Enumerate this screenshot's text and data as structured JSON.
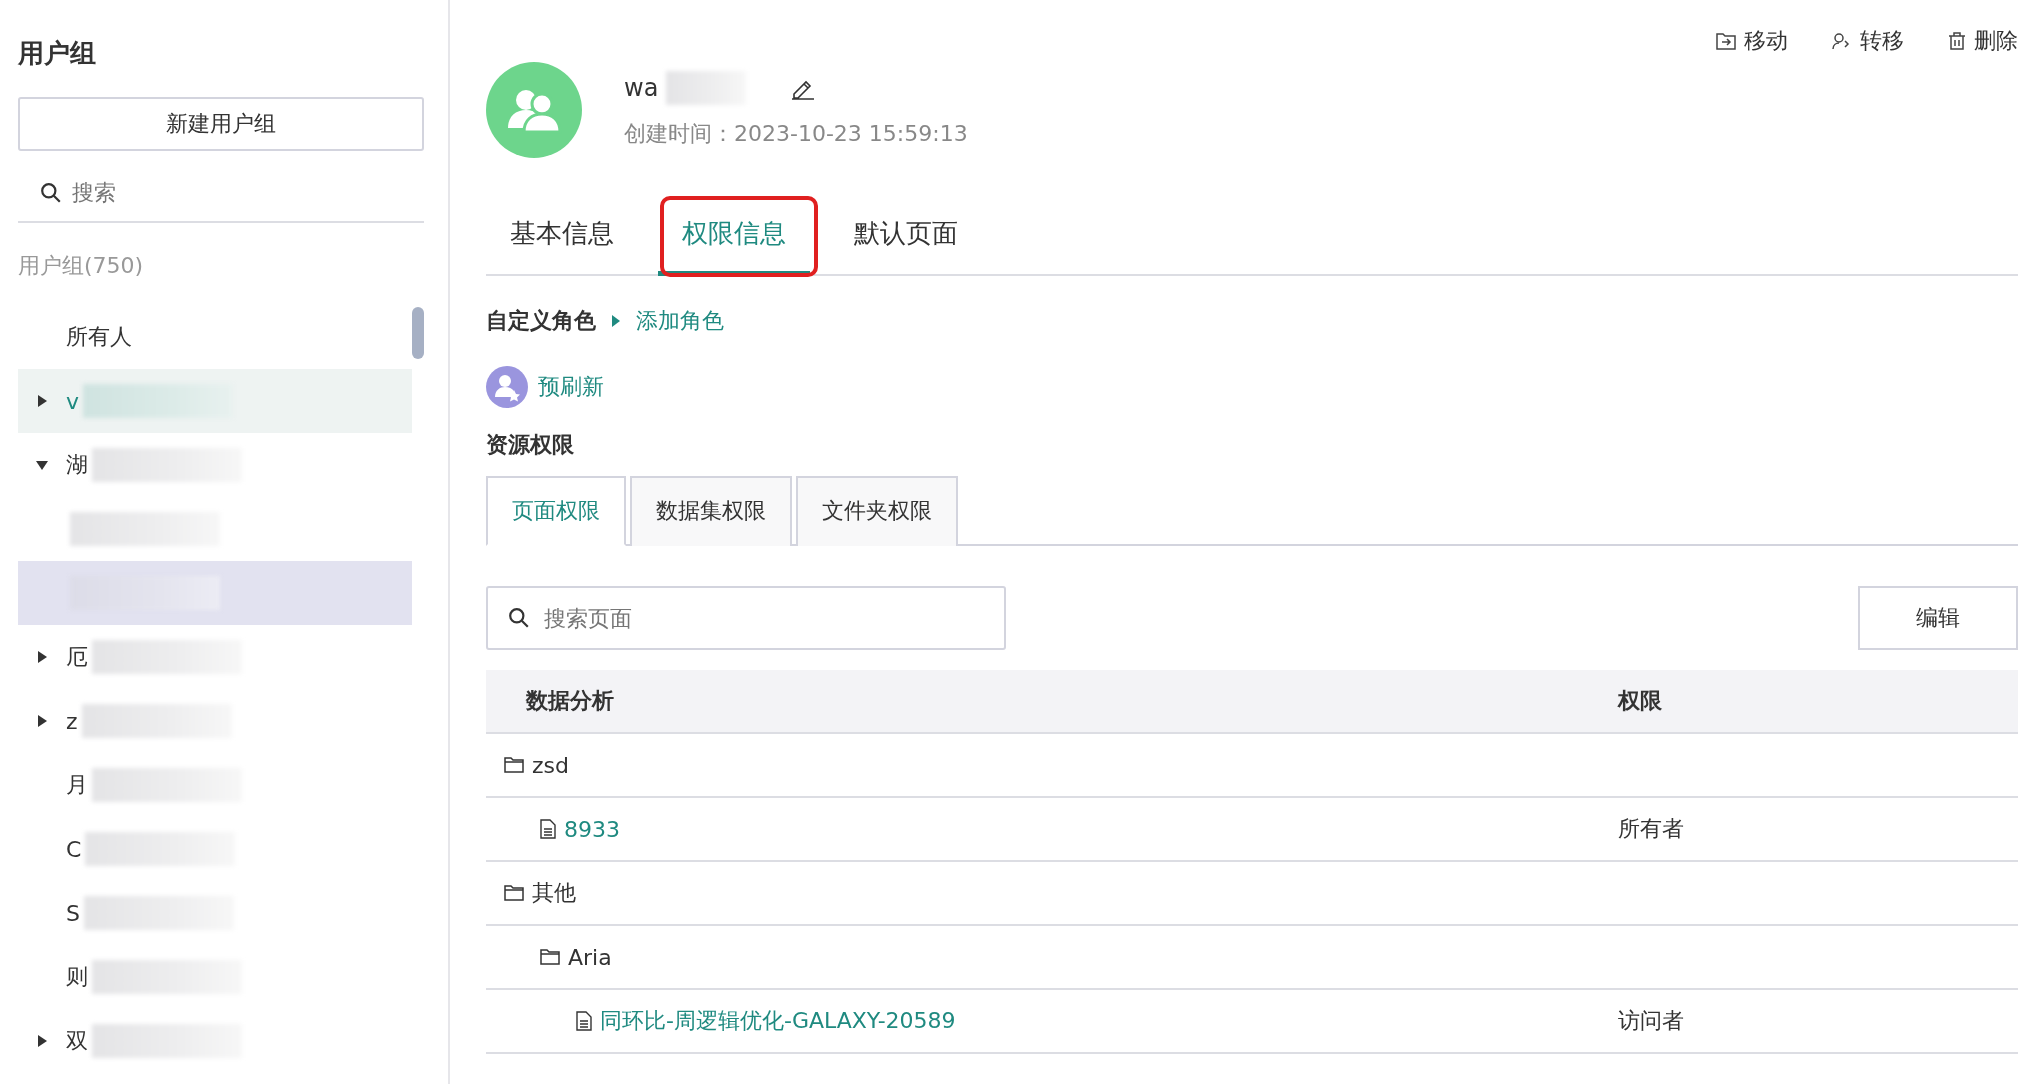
{
  "sidebar": {
    "title": "用户组",
    "new_button": "新建用户组",
    "search": {
      "placeholder": "搜索"
    },
    "count_label": "用户组(750)",
    "items": [
      {
        "kind": "named",
        "label": "所有人",
        "expandable": false,
        "selected": false,
        "hovered": false
      },
      {
        "kind": "redacted",
        "label": "v",
        "expandable": true,
        "expanded": false,
        "selected": true,
        "hovered": false
      },
      {
        "kind": "redacted",
        "label": "湖",
        "expandable": true,
        "expanded": true,
        "selected": false,
        "hovered": false
      },
      {
        "kind": "redacted",
        "expandable": false,
        "selected": false,
        "hovered": false
      },
      {
        "kind": "redacted",
        "expandable": false,
        "selected": false,
        "hovered": true
      },
      {
        "kind": "redacted",
        "label": "厄",
        "expandable": true,
        "expanded": false,
        "selected": false,
        "hovered": false
      },
      {
        "kind": "redacted",
        "label": "z",
        "expandable": true,
        "expanded": false,
        "selected": false,
        "hovered": false
      },
      {
        "kind": "redacted",
        "label": "月",
        "expandable": false,
        "selected": false,
        "hovered": false
      },
      {
        "kind": "redacted",
        "label": "C",
        "expandable": false,
        "selected": false,
        "hovered": false
      },
      {
        "kind": "redacted",
        "label": "S",
        "expandable": false,
        "selected": false,
        "hovered": false
      },
      {
        "kind": "redacted",
        "label": "则",
        "expandable": false,
        "selected": false,
        "hovered": false
      },
      {
        "kind": "redacted",
        "label": "双",
        "expandable": true,
        "expanded": false,
        "selected": false,
        "hovered": false
      }
    ]
  },
  "actions": [
    {
      "kind": "move",
      "label": "移动"
    },
    {
      "kind": "transfer",
      "label": "转移"
    },
    {
      "kind": "delete",
      "label": "删除"
    }
  ],
  "group": {
    "name": "wa",
    "created": "创建时间：2023-10-23 15:59:13"
  },
  "tabs": [
    {
      "label": "基本信息",
      "selected": false,
      "callout": false
    },
    {
      "label": "权限信息",
      "selected": true,
      "callout": true
    },
    {
      "label": "默认页面",
      "selected": false,
      "callout": false
    }
  ],
  "custom_role": {
    "label": "自定义角色",
    "add_link": "添加角色"
  },
  "role": {
    "label": "预刷新"
  },
  "resource": {
    "title": "资源权限",
    "subtabs": [
      {
        "label": "页面权限",
        "selected": true
      },
      {
        "label": "数据集权限",
        "selected": false
      },
      {
        "label": "文件夹权限",
        "selected": false
      }
    ],
    "search": {
      "placeholder": "搜索页面"
    },
    "edit_button": "编辑",
    "columns": [
      "数据分析",
      "权限"
    ],
    "rows": [
      {
        "kind": "folder",
        "name": "zsd",
        "children": [
          {
            "kind": "page",
            "name": "8933",
            "permission": "所有者"
          }
        ]
      },
      {
        "kind": "folder",
        "name": "其他",
        "children": [
          {
            "kind": "folder",
            "name": "Aria",
            "children": [
              {
                "kind": "page",
                "name": "同环比-周逻辑优化-GALAXY-20589",
                "permission": "访问者"
              }
            ]
          }
        ]
      }
    ]
  }
}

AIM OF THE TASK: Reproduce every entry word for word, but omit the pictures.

ANSWER SECTION:
Enumerate this screenshot's text and data as structured JSON.
{
  "sidebar": {
    "title": "用户组",
    "new_button": "新建用户组",
    "search": {
      "placeholder": "搜索"
    },
    "count_label": "用户组(750)",
    "items": [
      {
        "kind": "named",
        "label": "所有人",
        "expandable": false,
        "selected": false,
        "hovered": false
      },
      {
        "kind": "redacted",
        "label": "v",
        "expandable": true,
        "expanded": false,
        "selected": true,
        "hovered": false
      },
      {
        "kind": "redacted",
        "label": "湖",
        "expandable": true,
        "expanded": true,
        "selected": false,
        "hovered": false
      },
      {
        "kind": "redacted",
        "expandable": false,
        "selected": false,
        "hovered": false
      },
      {
        "kind": "redacted",
        "expandable": false,
        "selected": false,
        "hovered": true
      },
      {
        "kind": "redacted",
        "label": "厄",
        "expandable": true,
        "expanded": false,
        "selected": false,
        "hovered": false
      },
      {
        "kind": "redacted",
        "label": "z",
        "expandable": true,
        "expanded": false,
        "selected": false,
        "hovered": false
      },
      {
        "kind": "redacted",
        "label": "月",
        "expandable": false,
        "selected": false,
        "hovered": false
      },
      {
        "kind": "redacted",
        "label": "C",
        "expandable": false,
        "selected": false,
        "hovered": false
      },
      {
        "kind": "redacted",
        "label": "S",
        "expandable": false,
        "selected": false,
        "hovered": false
      },
      {
        "kind": "redacted",
        "label": "则",
        "expandable": false,
        "selected": false,
        "hovered": false
      },
      {
        "kind": "redacted",
        "label": "双",
        "expandable": true,
        "expanded": false,
        "selected": false,
        "hovered": false
      }
    ]
  },
  "actions": [
    {
      "kind": "move",
      "label": "移动"
    },
    {
      "kind": "transfer",
      "label": "转移"
    },
    {
      "kind": "delete",
      "label": "删除"
    }
  ],
  "group": {
    "name": "wa",
    "created": "创建时间：2023-10-23 15:59:13"
  },
  "tabs": [
    {
      "label": "基本信息",
      "selected": false,
      "callout": false
    },
    {
      "label": "权限信息",
      "selected": true,
      "callout": true
    },
    {
      "label": "默认页面",
      "selected": false,
      "callout": false
    }
  ],
  "custom_role": {
    "label": "自定义角色",
    "add_link": "添加角色"
  },
  "role": {
    "label": "预刷新"
  },
  "resource": {
    "title": "资源权限",
    "subtabs": [
      {
        "label": "页面权限",
        "selected": true
      },
      {
        "label": "数据集权限",
        "selected": false
      },
      {
        "label": "文件夹权限",
        "selected": false
      }
    ],
    "search": {
      "placeholder": "搜索页面"
    },
    "edit_button": "编辑",
    "columns": [
      "数据分析",
      "权限"
    ],
    "rows": [
      {
        "kind": "folder",
        "name": "zsd",
        "children": [
          {
            "kind": "page",
            "name": "8933",
            "permission": "所有者"
          }
        ]
      },
      {
        "kind": "folder",
        "name": "其他",
        "children": [
          {
            "kind": "folder",
            "name": "Aria",
            "children": [
              {
                "kind": "page",
                "name": "同环比-周逻辑优化-GALAXY-20589",
                "permission": "访问者"
              }
            ]
          }
        ]
      }
    ]
  }
}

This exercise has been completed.